I’m sure that women around the world cheered when Marissa Mayer was appointed CEO of Yahoo. Add one to the short list of women at the top. But what does this appointment mean to women like you and me, and will this help us in the long run? I’m sure a lot of people will be watching her closely and scrutinizing her every move, including me. Yes, I’ll even be paying attention to what she’s wearing, but hopefully I won’t read about it in the headlines.
Marissa is a 37-year old, former senior leader at Google. According to the Internet, (naturally everything found on the Internet is true!) she had quite a career at her previous company. One of the original employees, and worth $300 million according to one source, she did well for herself. But what reportedly happened over the last few years seems to tell an all too familiar story. It seems that the golden child may have been passed over for promotions and not given the plum assignments she had previously enjoyed. While this perspective isn’t common across all the articles I read, her career trajectory seems to have changed over the past few years. For someone as smart, as focused and as determined as Marissa seems to be, did this water the seeds of discontent that had been planted at Google?

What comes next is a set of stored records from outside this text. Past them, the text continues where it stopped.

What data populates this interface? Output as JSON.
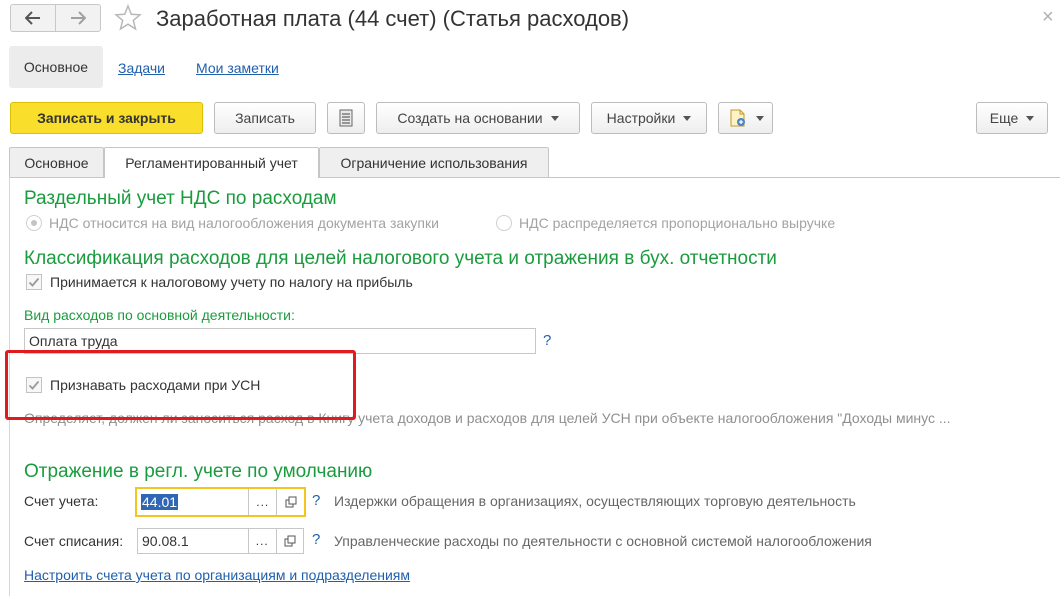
{
  "window": {
    "title": "Заработная плата (44 счет) (Статья расходов)",
    "close_glyph": "×"
  },
  "icons": {
    "back": "arrow-left-icon",
    "forward": "arrow-right-icon",
    "favorite": "star-icon",
    "list": "list-icon",
    "attach": "document-clip-icon",
    "close": "close-icon"
  },
  "colors": {
    "primary_button": "#f9df2b",
    "section_title": "#1a9c3e",
    "link": "#1f5fae",
    "highlight_frame": "#e11b1b",
    "focus_frame": "#f4c51e"
  },
  "panel_tabs": {
    "main": "Основное",
    "tasks": "Задачи",
    "notes": "Мои заметки"
  },
  "toolbar": {
    "save_close": "Записать и закрыть",
    "save": "Записать",
    "create_based": "Создать на основании",
    "settings": "Настройки",
    "more": "Еще"
  },
  "form_tabs": {
    "main": "Основное",
    "regulated": "Регламентированный учет",
    "restriction": "Ограничение использования"
  },
  "vat": {
    "title": "Раздельный учет НДС по расходам",
    "option1": "НДС относится на вид налогообложения документа закупки",
    "option2": "НДС распределяется пропорционально выручке"
  },
  "classification": {
    "title": "Классификация расходов для целей налогового учета и отражения в бух. отчетности",
    "profit_tax_check": "Принимается к налоговому учету по налогу на прибыль",
    "expense_type_label": "Вид расходов по основной деятельности:",
    "expense_type_value": "Оплата труда",
    "usn_check": "Признавать расходами при УСН",
    "usn_desc": "Определяет, должен ли заноситься расход в Книгу учета доходов и расходов для целей УСН при объекте налогообложения \"Доходы минус ..."
  },
  "accounting": {
    "title": "Отражение в регл. учете по умолчанию",
    "account_label": "Счет учета:",
    "account_value": "44.01",
    "account_desc": "Издержки обращения в организациях, осуществляющих торговую деятельность",
    "writeoff_label": "Счет списания:",
    "writeoff_value": "90.08.1",
    "writeoff_desc": "Управленческие расходы по деятельности с основной системой налогообложения",
    "configure_link": "Настроить счета учета по организациям и подразделениям"
  },
  "common": {
    "help": "?",
    "select": "..."
  }
}
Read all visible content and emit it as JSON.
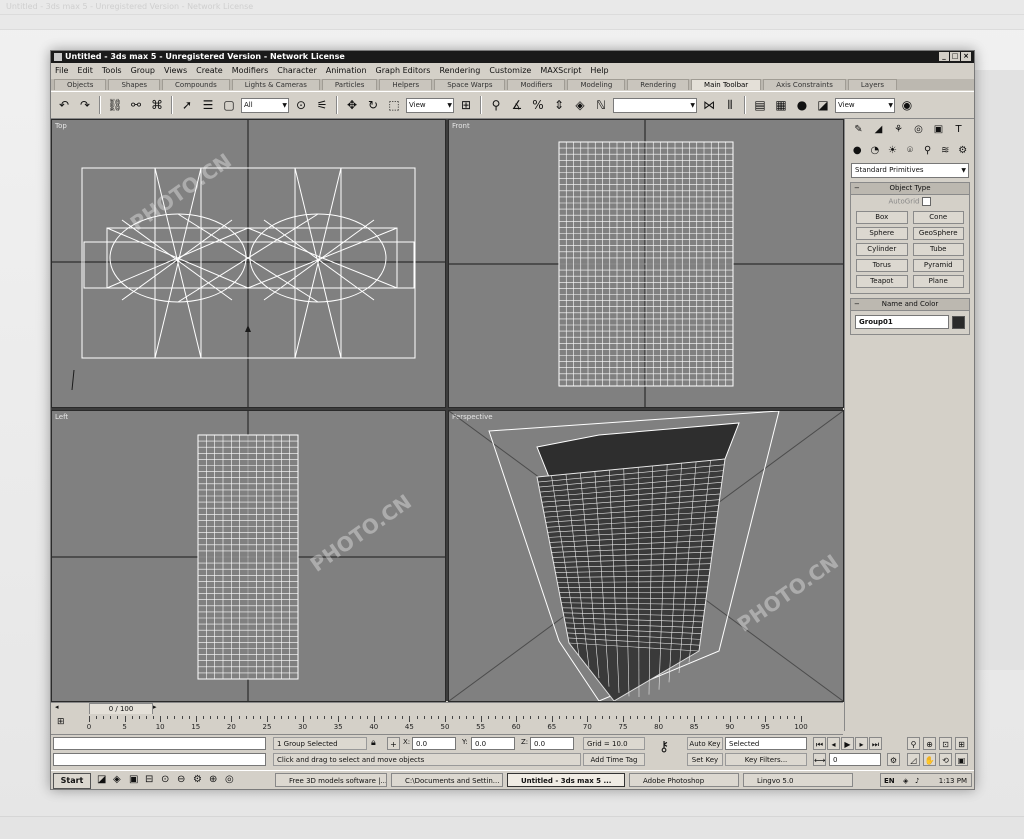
{
  "window": {
    "title": "Untitled - 3ds max 5 - Unregistered Version - Network License",
    "controls": [
      "_",
      "□",
      "×"
    ]
  },
  "menu": [
    "File",
    "Edit",
    "Tools",
    "Group",
    "Views",
    "Create",
    "Modifiers",
    "Character",
    "Animation",
    "Graph Editors",
    "Rendering",
    "Customize",
    "MAXScript",
    "Help"
  ],
  "tabs": [
    {
      "label": "Objects",
      "active": false
    },
    {
      "label": "Shapes",
      "active": false
    },
    {
      "label": "Compounds",
      "active": false
    },
    {
      "label": "Lights & Cameras",
      "active": false
    },
    {
      "label": "Particles",
      "active": false
    },
    {
      "label": "Helpers",
      "active": false
    },
    {
      "label": "Space Warps",
      "active": false
    },
    {
      "label": "Modifiers",
      "active": false
    },
    {
      "label": "Modeling",
      "active": false
    },
    {
      "label": "Rendering",
      "active": false
    },
    {
      "label": "Main Toolbar",
      "active": true
    },
    {
      "label": "Axis Constraints",
      "active": false
    },
    {
      "label": "Layers",
      "active": false
    }
  ],
  "toolbar": {
    "selection_filter": "All",
    "ref_coord": "View",
    "render_view": "View"
  },
  "viewports": {
    "top": "Top",
    "front": "Front",
    "left": "Left",
    "perspective": "Perspective"
  },
  "command_panel": {
    "category_dropdown": "Standard Primitives",
    "object_type_header": "Object Type",
    "autogrid_label": "AutoGrid",
    "buttons": [
      "Box",
      "Cone",
      "Sphere",
      "GeoSphere",
      "Cylinder",
      "Tube",
      "Torus",
      "Pyramid",
      "Teapot",
      "Plane"
    ],
    "name_color_header": "Name and Color",
    "object_name": "Group01",
    "object_color": "#2a2a2a"
  },
  "timeline": {
    "slider_label": "0 / 100",
    "ticks": [
      "0",
      "5",
      "10",
      "15",
      "20",
      "25",
      "30",
      "35",
      "40",
      "45",
      "50",
      "55",
      "60",
      "65",
      "70",
      "75",
      "80",
      "85",
      "90",
      "95",
      "100"
    ]
  },
  "status": {
    "selection_count": "1 Group Selected",
    "prompt": "Click and drag to select and move objects",
    "x_label": "X:",
    "x_value": "0.0",
    "y_label": "Y:",
    "y_value": "0.0",
    "z_label": "Z:",
    "z_value": "0.0",
    "grid": "Grid = 10.0",
    "add_time_tag": "Add Time Tag",
    "auto_key": "Auto Key",
    "set_key": "Set Key",
    "key_mode": "Selected",
    "key_filters": "Key Filters...",
    "frame": "0"
  },
  "taskbar": {
    "start": "Start",
    "items": [
      {
        "label": "Free 3D models software |...",
        "active": false
      },
      {
        "label": "C:\\Documents and Settin...",
        "active": false
      },
      {
        "label": "Untitled - 3ds max 5 ...",
        "active": true
      },
      {
        "label": "Adobe Photoshop",
        "active": false
      },
      {
        "label": "Lingvo 5.0",
        "active": false
      }
    ],
    "lang": "EN",
    "clock": "1:13 PM"
  },
  "ghost": {
    "title": "Untitled - 3ds max 5 - Unregistered Version - Network License"
  },
  "colors": {
    "viewport_bg": "#808080",
    "wire": "#ffffff",
    "ui_face": "#d4d0c8",
    "titlebar": "#1a1a1a"
  }
}
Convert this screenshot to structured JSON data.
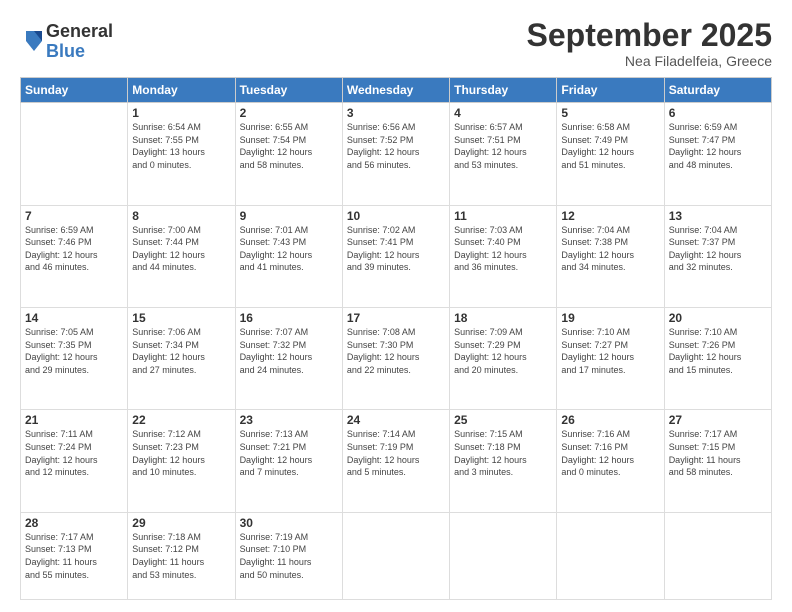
{
  "logo": {
    "general": "General",
    "blue": "Blue"
  },
  "header": {
    "month": "September 2025",
    "location": "Nea Filadelfeia, Greece"
  },
  "weekdays": [
    "Sunday",
    "Monday",
    "Tuesday",
    "Wednesday",
    "Thursday",
    "Friday",
    "Saturday"
  ],
  "weeks": [
    [
      {
        "day": "",
        "info": ""
      },
      {
        "day": "1",
        "info": "Sunrise: 6:54 AM\nSunset: 7:55 PM\nDaylight: 13 hours\nand 0 minutes."
      },
      {
        "day": "2",
        "info": "Sunrise: 6:55 AM\nSunset: 7:54 PM\nDaylight: 12 hours\nand 58 minutes."
      },
      {
        "day": "3",
        "info": "Sunrise: 6:56 AM\nSunset: 7:52 PM\nDaylight: 12 hours\nand 56 minutes."
      },
      {
        "day": "4",
        "info": "Sunrise: 6:57 AM\nSunset: 7:51 PM\nDaylight: 12 hours\nand 53 minutes."
      },
      {
        "day": "5",
        "info": "Sunrise: 6:58 AM\nSunset: 7:49 PM\nDaylight: 12 hours\nand 51 minutes."
      },
      {
        "day": "6",
        "info": "Sunrise: 6:59 AM\nSunset: 7:47 PM\nDaylight: 12 hours\nand 48 minutes."
      }
    ],
    [
      {
        "day": "7",
        "info": "Sunrise: 6:59 AM\nSunset: 7:46 PM\nDaylight: 12 hours\nand 46 minutes."
      },
      {
        "day": "8",
        "info": "Sunrise: 7:00 AM\nSunset: 7:44 PM\nDaylight: 12 hours\nand 44 minutes."
      },
      {
        "day": "9",
        "info": "Sunrise: 7:01 AM\nSunset: 7:43 PM\nDaylight: 12 hours\nand 41 minutes."
      },
      {
        "day": "10",
        "info": "Sunrise: 7:02 AM\nSunset: 7:41 PM\nDaylight: 12 hours\nand 39 minutes."
      },
      {
        "day": "11",
        "info": "Sunrise: 7:03 AM\nSunset: 7:40 PM\nDaylight: 12 hours\nand 36 minutes."
      },
      {
        "day": "12",
        "info": "Sunrise: 7:04 AM\nSunset: 7:38 PM\nDaylight: 12 hours\nand 34 minutes."
      },
      {
        "day": "13",
        "info": "Sunrise: 7:04 AM\nSunset: 7:37 PM\nDaylight: 12 hours\nand 32 minutes."
      }
    ],
    [
      {
        "day": "14",
        "info": "Sunrise: 7:05 AM\nSunset: 7:35 PM\nDaylight: 12 hours\nand 29 minutes."
      },
      {
        "day": "15",
        "info": "Sunrise: 7:06 AM\nSunset: 7:34 PM\nDaylight: 12 hours\nand 27 minutes."
      },
      {
        "day": "16",
        "info": "Sunrise: 7:07 AM\nSunset: 7:32 PM\nDaylight: 12 hours\nand 24 minutes."
      },
      {
        "day": "17",
        "info": "Sunrise: 7:08 AM\nSunset: 7:30 PM\nDaylight: 12 hours\nand 22 minutes."
      },
      {
        "day": "18",
        "info": "Sunrise: 7:09 AM\nSunset: 7:29 PM\nDaylight: 12 hours\nand 20 minutes."
      },
      {
        "day": "19",
        "info": "Sunrise: 7:10 AM\nSunset: 7:27 PM\nDaylight: 12 hours\nand 17 minutes."
      },
      {
        "day": "20",
        "info": "Sunrise: 7:10 AM\nSunset: 7:26 PM\nDaylight: 12 hours\nand 15 minutes."
      }
    ],
    [
      {
        "day": "21",
        "info": "Sunrise: 7:11 AM\nSunset: 7:24 PM\nDaylight: 12 hours\nand 12 minutes."
      },
      {
        "day": "22",
        "info": "Sunrise: 7:12 AM\nSunset: 7:23 PM\nDaylight: 12 hours\nand 10 minutes."
      },
      {
        "day": "23",
        "info": "Sunrise: 7:13 AM\nSunset: 7:21 PM\nDaylight: 12 hours\nand 7 minutes."
      },
      {
        "day": "24",
        "info": "Sunrise: 7:14 AM\nSunset: 7:19 PM\nDaylight: 12 hours\nand 5 minutes."
      },
      {
        "day": "25",
        "info": "Sunrise: 7:15 AM\nSunset: 7:18 PM\nDaylight: 12 hours\nand 3 minutes."
      },
      {
        "day": "26",
        "info": "Sunrise: 7:16 AM\nSunset: 7:16 PM\nDaylight: 12 hours\nand 0 minutes."
      },
      {
        "day": "27",
        "info": "Sunrise: 7:17 AM\nSunset: 7:15 PM\nDaylight: 11 hours\nand 58 minutes."
      }
    ],
    [
      {
        "day": "28",
        "info": "Sunrise: 7:17 AM\nSunset: 7:13 PM\nDaylight: 11 hours\nand 55 minutes."
      },
      {
        "day": "29",
        "info": "Sunrise: 7:18 AM\nSunset: 7:12 PM\nDaylight: 11 hours\nand 53 minutes."
      },
      {
        "day": "30",
        "info": "Sunrise: 7:19 AM\nSunset: 7:10 PM\nDaylight: 11 hours\nand 50 minutes."
      },
      {
        "day": "",
        "info": ""
      },
      {
        "day": "",
        "info": ""
      },
      {
        "day": "",
        "info": ""
      },
      {
        "day": "",
        "info": ""
      }
    ]
  ]
}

If Yahoo weren’t in so much trouble, would they have hired a woman? There’s a concept called the ‘glass cliff’ where women are given posts that have a high risk of failure. On the extreme side of this concept is the opinion that if the woman fails, well, no great loss. But the sad reality is that Marissa will need to be a great leader to turn the company around, just as any man would need to be. Whether she fails or succeeds, let’s not say it’s because of her gender. She was, after all, the first female engineer at Google and holds degrees (yes, plural) from Stanford.
What about the fact that Marissa is pregnant? I’m looking forward to seeing how much media attention will be focused on Marissa’s belly, assuming, of course, it will be in the photo and not on the cutting room floor. It will do the world good to see a senior leader pregnant and still able to perform. Let’s just hope her health holds up and there are no complications.
But the fact that her pregnancy wasn’t made public until she was almost 6 months along says a lot and it still raises questions about how a woman is viewed who is about to have a baby. Did the folks at Google predict that this woman who was still in her childbearing years, and newly married (2009), would be a high flight risk? Did it contribute in any way to her supposed being passed by for promotions? What about maternity leave? She says she’ll only take a few weeks and will work throughout her leave. (As working Moms chuckle and roll their eyes, remember ladies that this is Marissa’s first child and she may not know any better.) Was Yahoo actively encouraging Marissa to take more than a couple weeks off after giving birth? Marissa says the Yahoo Board demonstrated evolved thinking in hiring a pregnant CEO. I find that hard to believe when she’s not even taking the paltry 6-week entitlement, which sends a loud, and unwelcome, message as far as I’m concerned.
Where I feel Marissa doesn’t really represent the typical working Mom is in having to deal with the ‘second-shift’ issues. I doubt Marissa will have to deal with a sink full of dirty dishes and a laundry basket overflowing onto her bathroom floor and a family asking what’s for dinner before she even gets her shoes off. I also don’t see her 120-hour workweek being interrupted by the ‘daycare dash,’ as I imagine her being surrounded by a trove of eager helpers. I do believe that she’ll eventually reduce her 120-hour workweek to 80 or 90 hours, but I think she’ll do so because she wants to, not because she has to. She’ll decide what she’s willing to sacrifice as it relates to raising her son soon enough. Let’s face it, all women (especially new Moms) have a 120-hour workweek. The only difference between Marissa and us is what we’re spending that time doing.
I would be remiss if I didn’t address the rumours that Marissa has a leadership style reminiscent of the tyrant side of Steve Jobs. If this is true, it begs the question about whether Marissa is a successful leader because of a masculine-aggressive leadership style. If she didn’t have this gritty side to her, would she have been as successful? If I could offer Marissa some advice, I’d tell her to read the biographies of two women; Carly Fiorina whose grittiness got her ousted (my personal opinion) and Katherine Graham, whose grittiness tempered with humility, made her great. Some sources say that Marissa’s leadership style has “matured” from the days when her executive coach wouldn’t work with her. Let’s hope that’s true.
Photo credit: TechCrunch Disrupt NYC 2012